(Collected data)
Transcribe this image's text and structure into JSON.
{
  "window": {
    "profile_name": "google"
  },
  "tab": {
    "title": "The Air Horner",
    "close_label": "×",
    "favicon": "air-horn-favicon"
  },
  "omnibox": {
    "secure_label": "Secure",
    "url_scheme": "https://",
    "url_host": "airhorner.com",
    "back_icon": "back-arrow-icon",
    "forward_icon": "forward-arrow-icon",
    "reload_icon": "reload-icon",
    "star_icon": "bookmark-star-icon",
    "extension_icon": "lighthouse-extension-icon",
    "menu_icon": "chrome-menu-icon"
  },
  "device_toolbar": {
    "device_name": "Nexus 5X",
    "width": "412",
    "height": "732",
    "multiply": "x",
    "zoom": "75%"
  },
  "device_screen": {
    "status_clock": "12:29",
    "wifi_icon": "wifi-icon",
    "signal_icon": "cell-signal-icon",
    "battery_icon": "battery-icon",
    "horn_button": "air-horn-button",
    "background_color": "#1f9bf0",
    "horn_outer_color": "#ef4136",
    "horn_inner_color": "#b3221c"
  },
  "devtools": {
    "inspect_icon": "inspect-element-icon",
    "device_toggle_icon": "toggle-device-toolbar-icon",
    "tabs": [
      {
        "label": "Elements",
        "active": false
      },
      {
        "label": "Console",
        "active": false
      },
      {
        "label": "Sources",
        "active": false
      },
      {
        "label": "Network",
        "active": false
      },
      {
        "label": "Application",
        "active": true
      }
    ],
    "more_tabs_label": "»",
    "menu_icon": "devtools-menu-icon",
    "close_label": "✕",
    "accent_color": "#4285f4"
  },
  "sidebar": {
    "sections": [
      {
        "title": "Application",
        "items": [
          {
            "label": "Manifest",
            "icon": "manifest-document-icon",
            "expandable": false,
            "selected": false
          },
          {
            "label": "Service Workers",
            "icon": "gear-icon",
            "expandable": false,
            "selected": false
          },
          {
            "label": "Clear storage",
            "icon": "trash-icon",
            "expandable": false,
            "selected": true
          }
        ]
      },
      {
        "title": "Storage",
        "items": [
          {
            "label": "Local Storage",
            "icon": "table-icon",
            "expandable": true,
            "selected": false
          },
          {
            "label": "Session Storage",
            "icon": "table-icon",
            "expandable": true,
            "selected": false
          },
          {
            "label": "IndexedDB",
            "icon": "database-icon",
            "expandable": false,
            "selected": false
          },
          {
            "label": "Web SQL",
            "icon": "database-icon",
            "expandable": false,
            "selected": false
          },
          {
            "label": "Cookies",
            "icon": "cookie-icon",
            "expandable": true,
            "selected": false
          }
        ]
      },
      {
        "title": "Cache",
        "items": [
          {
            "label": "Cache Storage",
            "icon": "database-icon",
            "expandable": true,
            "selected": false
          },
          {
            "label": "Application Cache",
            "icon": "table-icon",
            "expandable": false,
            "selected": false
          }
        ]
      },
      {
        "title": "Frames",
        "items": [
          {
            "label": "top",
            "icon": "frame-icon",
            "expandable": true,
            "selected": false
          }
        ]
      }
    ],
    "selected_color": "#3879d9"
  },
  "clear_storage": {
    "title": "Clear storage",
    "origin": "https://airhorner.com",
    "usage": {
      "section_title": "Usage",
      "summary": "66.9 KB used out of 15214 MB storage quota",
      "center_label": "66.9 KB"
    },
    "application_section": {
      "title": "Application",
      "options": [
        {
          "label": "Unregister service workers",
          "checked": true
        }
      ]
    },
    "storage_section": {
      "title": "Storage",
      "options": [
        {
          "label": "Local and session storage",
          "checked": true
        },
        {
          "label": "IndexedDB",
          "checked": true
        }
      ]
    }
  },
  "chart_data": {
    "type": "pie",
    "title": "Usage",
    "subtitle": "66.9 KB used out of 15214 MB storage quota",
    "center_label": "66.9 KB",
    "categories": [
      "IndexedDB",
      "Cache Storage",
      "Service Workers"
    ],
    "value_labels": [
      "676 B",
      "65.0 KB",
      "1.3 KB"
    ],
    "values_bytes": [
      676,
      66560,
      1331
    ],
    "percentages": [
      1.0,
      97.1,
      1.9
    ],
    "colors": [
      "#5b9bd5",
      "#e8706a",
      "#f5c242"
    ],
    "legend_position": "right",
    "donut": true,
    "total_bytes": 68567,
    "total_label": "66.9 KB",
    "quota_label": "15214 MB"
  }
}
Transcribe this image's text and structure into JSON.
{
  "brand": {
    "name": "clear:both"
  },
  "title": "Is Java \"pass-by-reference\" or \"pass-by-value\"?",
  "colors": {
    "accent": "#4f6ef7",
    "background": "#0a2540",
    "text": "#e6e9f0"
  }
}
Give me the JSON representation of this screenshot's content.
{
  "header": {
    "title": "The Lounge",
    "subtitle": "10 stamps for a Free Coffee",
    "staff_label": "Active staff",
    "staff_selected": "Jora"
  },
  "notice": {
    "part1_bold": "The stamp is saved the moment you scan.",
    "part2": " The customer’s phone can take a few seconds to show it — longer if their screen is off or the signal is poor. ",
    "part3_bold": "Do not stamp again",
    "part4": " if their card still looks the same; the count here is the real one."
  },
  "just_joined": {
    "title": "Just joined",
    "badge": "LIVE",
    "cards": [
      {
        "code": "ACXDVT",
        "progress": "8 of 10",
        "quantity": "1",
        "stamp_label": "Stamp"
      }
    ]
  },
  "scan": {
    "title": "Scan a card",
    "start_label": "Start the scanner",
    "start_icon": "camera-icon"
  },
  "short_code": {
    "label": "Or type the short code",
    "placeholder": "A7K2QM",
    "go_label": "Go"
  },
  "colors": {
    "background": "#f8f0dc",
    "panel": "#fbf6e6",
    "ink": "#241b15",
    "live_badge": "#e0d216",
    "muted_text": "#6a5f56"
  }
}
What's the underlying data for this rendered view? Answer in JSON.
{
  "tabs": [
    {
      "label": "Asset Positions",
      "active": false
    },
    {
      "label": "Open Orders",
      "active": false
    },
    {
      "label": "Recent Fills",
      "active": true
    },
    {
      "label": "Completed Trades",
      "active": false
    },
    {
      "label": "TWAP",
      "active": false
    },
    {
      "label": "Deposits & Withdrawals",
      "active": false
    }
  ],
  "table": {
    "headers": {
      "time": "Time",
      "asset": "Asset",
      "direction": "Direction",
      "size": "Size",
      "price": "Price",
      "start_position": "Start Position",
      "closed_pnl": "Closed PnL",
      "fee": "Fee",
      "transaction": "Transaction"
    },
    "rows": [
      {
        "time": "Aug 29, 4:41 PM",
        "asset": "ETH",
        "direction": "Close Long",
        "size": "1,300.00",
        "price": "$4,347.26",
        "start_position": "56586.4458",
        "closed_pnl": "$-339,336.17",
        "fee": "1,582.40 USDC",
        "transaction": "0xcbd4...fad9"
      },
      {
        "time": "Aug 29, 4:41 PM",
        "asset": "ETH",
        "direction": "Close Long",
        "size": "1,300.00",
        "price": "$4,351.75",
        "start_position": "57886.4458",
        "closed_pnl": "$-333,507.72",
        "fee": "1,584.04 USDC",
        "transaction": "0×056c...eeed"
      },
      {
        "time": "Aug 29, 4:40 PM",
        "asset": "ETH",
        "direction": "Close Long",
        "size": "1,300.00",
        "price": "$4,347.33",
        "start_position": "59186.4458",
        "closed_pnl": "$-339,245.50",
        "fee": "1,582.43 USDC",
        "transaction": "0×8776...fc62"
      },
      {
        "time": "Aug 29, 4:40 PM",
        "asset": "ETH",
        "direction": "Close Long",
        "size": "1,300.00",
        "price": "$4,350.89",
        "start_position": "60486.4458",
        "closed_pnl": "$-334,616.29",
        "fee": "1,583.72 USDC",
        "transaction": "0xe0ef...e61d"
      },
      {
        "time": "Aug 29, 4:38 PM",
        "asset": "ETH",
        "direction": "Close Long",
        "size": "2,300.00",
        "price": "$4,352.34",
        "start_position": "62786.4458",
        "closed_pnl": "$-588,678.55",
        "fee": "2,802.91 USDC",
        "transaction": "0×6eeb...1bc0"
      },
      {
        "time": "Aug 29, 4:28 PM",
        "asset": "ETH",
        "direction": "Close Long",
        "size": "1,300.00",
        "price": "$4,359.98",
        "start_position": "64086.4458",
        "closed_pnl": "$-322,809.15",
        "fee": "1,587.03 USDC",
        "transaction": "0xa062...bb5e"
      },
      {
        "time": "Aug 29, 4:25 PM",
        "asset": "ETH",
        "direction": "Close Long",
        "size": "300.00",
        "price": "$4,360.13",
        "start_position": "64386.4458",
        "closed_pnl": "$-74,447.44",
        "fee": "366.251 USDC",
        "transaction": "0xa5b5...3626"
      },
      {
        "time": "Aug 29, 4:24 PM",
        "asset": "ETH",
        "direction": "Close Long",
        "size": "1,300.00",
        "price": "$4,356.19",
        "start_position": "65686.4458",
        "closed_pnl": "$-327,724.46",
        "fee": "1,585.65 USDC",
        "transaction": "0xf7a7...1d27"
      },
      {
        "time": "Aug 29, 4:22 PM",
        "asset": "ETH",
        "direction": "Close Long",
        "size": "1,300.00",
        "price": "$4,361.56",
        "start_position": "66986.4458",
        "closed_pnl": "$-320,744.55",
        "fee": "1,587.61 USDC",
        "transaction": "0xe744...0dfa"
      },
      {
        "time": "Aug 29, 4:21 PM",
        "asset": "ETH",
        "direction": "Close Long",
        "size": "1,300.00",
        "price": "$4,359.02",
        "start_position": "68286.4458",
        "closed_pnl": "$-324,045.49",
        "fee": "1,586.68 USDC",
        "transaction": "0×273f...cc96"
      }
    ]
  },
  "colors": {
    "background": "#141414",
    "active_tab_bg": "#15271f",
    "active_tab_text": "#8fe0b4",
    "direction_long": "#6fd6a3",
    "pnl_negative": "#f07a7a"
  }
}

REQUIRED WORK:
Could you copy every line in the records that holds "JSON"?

ANSWER FOR THE TASK:
Transcribe this image's text and structure into JSON.
Transcribe this image's text and structure into JSON.
Give me the JSON representation of this screenshot's content.
What's the underlying data for this rendered view? Answer in JSON.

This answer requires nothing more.